Required work
Read through the records below and copy each line that uses the word "icon".

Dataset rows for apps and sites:
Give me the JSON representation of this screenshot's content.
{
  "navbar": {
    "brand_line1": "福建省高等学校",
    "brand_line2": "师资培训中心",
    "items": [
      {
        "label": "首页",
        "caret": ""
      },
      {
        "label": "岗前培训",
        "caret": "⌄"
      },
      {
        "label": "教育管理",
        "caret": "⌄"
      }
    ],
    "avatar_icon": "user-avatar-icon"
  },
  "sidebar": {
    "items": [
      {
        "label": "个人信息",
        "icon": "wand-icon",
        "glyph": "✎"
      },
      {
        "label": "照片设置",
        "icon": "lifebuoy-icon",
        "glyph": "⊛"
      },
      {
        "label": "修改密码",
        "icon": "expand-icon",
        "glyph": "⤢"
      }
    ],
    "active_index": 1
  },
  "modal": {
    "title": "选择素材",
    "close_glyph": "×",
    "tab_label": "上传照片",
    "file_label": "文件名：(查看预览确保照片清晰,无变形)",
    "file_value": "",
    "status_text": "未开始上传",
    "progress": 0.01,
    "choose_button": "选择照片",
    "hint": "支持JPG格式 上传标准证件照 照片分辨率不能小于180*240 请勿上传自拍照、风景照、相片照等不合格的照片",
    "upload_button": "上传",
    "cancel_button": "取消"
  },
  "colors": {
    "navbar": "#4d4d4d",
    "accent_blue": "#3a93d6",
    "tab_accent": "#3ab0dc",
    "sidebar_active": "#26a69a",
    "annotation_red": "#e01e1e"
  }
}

Exercise result
    "avatar_icon": "user-avatar-icon"
        "icon": "wand-icon",
        "icon": "lifebuoy-icon",
        "icon": "expand-icon",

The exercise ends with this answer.